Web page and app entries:
*** Block opens ***

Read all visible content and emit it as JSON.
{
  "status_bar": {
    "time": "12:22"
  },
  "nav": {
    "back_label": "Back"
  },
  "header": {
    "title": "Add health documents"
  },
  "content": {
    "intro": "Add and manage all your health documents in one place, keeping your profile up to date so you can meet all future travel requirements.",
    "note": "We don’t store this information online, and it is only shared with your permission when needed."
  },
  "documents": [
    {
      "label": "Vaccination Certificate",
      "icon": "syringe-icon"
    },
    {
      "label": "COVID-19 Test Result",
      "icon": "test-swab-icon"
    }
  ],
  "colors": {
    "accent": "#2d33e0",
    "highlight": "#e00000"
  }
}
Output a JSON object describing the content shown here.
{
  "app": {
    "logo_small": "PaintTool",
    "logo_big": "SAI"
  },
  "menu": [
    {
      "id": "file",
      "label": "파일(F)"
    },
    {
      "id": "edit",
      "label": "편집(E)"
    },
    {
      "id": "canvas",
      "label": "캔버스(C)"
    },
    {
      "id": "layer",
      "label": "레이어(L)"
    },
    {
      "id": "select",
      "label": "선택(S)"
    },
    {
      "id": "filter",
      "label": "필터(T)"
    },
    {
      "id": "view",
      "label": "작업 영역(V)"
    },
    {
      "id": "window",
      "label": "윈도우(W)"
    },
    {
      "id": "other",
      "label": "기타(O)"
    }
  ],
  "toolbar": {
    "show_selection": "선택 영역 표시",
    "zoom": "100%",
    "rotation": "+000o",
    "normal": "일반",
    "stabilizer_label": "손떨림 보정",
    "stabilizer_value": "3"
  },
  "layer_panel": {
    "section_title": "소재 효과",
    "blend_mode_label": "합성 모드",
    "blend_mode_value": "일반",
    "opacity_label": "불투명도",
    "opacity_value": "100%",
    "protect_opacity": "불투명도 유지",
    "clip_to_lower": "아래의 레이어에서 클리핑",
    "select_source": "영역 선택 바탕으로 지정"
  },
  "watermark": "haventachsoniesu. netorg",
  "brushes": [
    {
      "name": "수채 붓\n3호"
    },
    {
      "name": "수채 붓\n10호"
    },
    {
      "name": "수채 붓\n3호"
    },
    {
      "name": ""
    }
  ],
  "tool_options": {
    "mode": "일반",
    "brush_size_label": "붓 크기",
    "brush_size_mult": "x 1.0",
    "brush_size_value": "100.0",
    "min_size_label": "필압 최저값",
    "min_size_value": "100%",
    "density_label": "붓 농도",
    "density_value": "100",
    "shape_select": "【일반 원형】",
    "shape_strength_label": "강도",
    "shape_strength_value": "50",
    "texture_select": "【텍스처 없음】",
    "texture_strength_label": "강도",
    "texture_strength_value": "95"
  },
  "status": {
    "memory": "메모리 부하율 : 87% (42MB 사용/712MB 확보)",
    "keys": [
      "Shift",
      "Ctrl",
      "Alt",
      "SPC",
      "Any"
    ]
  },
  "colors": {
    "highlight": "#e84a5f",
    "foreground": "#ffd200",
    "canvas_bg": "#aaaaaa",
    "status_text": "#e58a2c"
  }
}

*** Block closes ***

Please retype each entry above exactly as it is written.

**Result of this exercise:**
Read all visible content and emit it as JSON.
{
  "status_bar": {
    "time": "12:22"
  },
  "nav": {
    "back_label": "Back"
  },
  "header": {
    "title": "Add health documents"
  },
  "content": {
    "intro": "Add and manage all your health documents in one place, keeping your profile up to date so you can meet all future travel requirements.",
    "note": "We don’t store this information online, and it is only shared with your permission when needed."
  },
  "documents": [
    {
      "label": "Vaccination Certificate",
      "icon": "syringe-icon"
    },
    {
      "label": "COVID-19 Test Result",
      "icon": "test-swab-icon"
    }
  ],
  "colors": {
    "accent": "#2d33e0",
    "highlight": "#e00000"
  }
}
Output a JSON object describing the content shown here.
{
  "app": {
    "logo_small": "PaintTool",
    "logo_big": "SAI"
  },
  "menu": [
    {
      "id": "file",
      "label": "파일(F)"
    },
    {
      "id": "edit",
      "label": "편집(E)"
    },
    {
      "id": "canvas",
      "label": "캔버스(C)"
    },
    {
      "id": "layer",
      "label": "레이어(L)"
    },
    {
      "id": "select",
      "label": "선택(S)"
    },
    {
      "id": "filter",
      "label": "필터(T)"
    },
    {
      "id": "view",
      "label": "작업 영역(V)"
    },
    {
      "id": "window",
      "label": "윈도우(W)"
    },
    {
      "id": "other",
      "label": "기타(O)"
    }
  ],
  "toolbar": {
    "show_selection": "선택 영역 표시",
    "zoom": "100%",
    "rotation": "+000o",
    "normal": "일반",
    "stabilizer_label": "손떨림 보정",
    "stabilizer_value": "3"
  },
  "layer_panel": {
    "section_title": "소재 효과",
    "blend_mode_label": "합성 모드",
    "blend_mode_value": "일반",
    "opacity_label": "불투명도",
    "opacity_value": "100%",
    "protect_opacity": "불투명도 유지",
    "clip_to_lower": "아래의 레이어에서 클리핑",
    "select_source": "영역 선택 바탕으로 지정"
  },
  "watermark": "haventachsoniesu. netorg",
  "brushes": [
    {
      "name": "수채 붓\n3호"
    },
    {
      "name": "수채 붓\n10호"
    },
    {
      "name": "수채 붓\n3호"
    },
    {
      "name": ""
    }
  ],
  "tool_options": {
    "mode": "일반",
    "brush_size_label": "붓 크기",
    "brush_size_mult": "x 1.0",
    "brush_size_value": "100.0",
    "min_size_label": "필압 최저값",
    "min_size_value": "100%",
    "density_label": "붓 농도",
    "density_value": "100",
    "shape_select": "【일반 원형】",
    "shape_strength_label": "강도",
    "shape_strength_value": "50",
    "texture_select": "【텍스처 없음】",
    "texture_strength_label": "강도",
    "texture_strength_value": "95"
  },
  "status": {
    "memory": "메모리 부하율 : 87% (42MB 사용/712MB 확보)",
    "keys": [
      "Shift",
      "Ctrl",
      "Alt",
      "SPC",
      "Any"
    ]
  },
  "colors": {
    "highlight": "#e84a5f",
    "foreground": "#ffd200",
    "canvas_bg": "#aaaaaa",
    "status_text": "#e58a2c"
  }
}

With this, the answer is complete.